**What needs to be done**
Write only the number of lines in the entries below that contain the string "zoom".

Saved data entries
= = = =

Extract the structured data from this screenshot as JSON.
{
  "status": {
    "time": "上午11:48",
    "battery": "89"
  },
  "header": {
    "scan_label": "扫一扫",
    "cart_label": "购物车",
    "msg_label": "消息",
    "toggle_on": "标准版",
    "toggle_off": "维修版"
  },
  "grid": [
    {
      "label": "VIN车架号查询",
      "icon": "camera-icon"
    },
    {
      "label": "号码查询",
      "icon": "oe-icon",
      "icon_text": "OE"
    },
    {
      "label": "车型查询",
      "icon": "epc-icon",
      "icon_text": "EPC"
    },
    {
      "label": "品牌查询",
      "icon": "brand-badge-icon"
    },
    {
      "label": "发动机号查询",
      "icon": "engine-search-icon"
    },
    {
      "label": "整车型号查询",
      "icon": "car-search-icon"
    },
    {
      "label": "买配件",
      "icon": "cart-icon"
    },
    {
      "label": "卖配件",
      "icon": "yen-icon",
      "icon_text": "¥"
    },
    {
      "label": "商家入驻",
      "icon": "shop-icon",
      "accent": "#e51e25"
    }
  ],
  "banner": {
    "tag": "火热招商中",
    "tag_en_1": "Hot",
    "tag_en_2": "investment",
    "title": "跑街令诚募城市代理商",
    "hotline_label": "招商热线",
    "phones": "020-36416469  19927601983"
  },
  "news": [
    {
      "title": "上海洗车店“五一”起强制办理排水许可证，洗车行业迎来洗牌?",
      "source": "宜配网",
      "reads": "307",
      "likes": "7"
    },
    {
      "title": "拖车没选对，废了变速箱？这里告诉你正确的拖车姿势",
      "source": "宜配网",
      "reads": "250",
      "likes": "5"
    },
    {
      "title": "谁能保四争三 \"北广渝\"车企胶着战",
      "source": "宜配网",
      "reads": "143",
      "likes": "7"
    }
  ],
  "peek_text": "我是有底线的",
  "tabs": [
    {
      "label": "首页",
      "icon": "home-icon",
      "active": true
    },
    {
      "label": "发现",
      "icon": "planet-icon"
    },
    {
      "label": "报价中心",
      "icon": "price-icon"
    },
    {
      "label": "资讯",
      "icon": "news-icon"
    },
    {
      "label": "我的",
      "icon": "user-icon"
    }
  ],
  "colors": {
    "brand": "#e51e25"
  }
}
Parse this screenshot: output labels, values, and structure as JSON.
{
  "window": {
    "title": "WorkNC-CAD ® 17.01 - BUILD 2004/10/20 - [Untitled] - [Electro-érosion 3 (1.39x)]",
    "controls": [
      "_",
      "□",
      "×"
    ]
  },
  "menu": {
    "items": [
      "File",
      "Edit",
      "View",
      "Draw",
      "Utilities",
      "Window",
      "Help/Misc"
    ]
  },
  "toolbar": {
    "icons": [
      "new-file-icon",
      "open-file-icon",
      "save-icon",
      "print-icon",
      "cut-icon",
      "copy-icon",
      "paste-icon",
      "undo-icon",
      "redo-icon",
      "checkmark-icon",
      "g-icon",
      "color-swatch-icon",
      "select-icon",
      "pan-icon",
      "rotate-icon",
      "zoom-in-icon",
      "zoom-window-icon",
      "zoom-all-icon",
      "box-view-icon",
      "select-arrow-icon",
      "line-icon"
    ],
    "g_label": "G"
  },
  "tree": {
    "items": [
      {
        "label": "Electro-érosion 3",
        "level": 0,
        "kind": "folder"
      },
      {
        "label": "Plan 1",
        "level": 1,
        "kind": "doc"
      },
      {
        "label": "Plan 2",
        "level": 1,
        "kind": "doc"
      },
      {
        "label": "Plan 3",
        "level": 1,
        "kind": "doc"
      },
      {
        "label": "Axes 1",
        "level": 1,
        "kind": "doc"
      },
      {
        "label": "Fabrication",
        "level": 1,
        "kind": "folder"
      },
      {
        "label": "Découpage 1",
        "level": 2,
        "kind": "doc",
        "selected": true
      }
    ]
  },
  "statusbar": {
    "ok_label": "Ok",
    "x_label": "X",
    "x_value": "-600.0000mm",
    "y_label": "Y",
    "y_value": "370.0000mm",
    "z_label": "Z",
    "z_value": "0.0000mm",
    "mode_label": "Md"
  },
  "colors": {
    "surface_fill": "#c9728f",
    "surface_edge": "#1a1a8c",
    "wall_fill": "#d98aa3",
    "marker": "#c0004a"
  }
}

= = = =

**Your solution**
3